**WHAT TO WORK ON:** Search the data below for the word "title" and copy each line that holds it.
[RECORDS PROVIDED — start]
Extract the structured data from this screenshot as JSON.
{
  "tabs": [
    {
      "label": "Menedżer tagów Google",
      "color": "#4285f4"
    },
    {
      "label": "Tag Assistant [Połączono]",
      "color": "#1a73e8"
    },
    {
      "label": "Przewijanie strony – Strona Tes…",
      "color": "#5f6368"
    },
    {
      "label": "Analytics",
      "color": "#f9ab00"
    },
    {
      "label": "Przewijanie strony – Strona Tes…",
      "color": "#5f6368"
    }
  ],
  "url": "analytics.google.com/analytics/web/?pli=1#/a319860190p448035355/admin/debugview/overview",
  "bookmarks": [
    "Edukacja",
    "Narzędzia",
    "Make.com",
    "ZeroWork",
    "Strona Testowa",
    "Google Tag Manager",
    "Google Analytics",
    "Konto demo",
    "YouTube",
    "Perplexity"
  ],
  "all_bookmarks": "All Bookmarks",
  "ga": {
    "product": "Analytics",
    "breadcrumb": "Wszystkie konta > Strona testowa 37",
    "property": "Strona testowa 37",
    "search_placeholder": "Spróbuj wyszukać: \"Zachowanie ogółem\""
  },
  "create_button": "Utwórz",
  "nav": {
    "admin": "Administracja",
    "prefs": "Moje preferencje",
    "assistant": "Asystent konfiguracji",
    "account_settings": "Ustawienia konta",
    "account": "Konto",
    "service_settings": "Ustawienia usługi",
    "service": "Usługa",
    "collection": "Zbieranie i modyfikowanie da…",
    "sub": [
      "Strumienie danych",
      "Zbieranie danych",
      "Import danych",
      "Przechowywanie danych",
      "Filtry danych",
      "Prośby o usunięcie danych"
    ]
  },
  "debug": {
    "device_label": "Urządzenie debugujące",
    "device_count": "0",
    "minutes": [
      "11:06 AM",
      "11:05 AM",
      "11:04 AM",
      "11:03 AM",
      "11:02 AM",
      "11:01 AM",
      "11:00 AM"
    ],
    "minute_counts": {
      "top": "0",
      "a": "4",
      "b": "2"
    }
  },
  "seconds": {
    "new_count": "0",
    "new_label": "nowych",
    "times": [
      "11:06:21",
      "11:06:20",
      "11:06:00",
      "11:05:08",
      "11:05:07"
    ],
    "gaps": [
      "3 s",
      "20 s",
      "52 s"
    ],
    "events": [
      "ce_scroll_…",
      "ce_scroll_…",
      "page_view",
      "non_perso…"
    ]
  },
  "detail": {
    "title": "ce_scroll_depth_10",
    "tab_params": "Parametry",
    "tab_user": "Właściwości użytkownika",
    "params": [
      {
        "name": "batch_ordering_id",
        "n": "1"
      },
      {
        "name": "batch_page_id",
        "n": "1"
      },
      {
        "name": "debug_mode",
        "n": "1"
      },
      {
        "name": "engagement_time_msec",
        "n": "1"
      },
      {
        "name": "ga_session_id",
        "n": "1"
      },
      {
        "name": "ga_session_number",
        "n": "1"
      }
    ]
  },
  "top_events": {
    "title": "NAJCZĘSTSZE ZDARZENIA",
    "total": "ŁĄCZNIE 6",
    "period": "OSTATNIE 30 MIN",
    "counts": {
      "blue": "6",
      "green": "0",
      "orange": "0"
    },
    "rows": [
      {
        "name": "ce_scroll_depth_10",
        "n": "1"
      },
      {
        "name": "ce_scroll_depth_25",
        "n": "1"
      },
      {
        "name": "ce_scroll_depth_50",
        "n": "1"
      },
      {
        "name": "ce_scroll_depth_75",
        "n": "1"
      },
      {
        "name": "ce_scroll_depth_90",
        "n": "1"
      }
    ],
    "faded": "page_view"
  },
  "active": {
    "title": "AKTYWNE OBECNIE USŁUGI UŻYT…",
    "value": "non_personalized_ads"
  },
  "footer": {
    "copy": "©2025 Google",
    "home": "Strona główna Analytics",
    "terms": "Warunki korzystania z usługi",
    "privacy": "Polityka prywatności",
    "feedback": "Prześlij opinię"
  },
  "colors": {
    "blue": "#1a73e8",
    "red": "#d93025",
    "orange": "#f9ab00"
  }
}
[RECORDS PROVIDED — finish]
**RESULT:**
    "title": "ce_scroll_depth_10",
    "title": "NAJCZĘSTSZE ZDARZENIA",
    "title": "AKTYWNE OBECNIE USŁUGI UŻYT…",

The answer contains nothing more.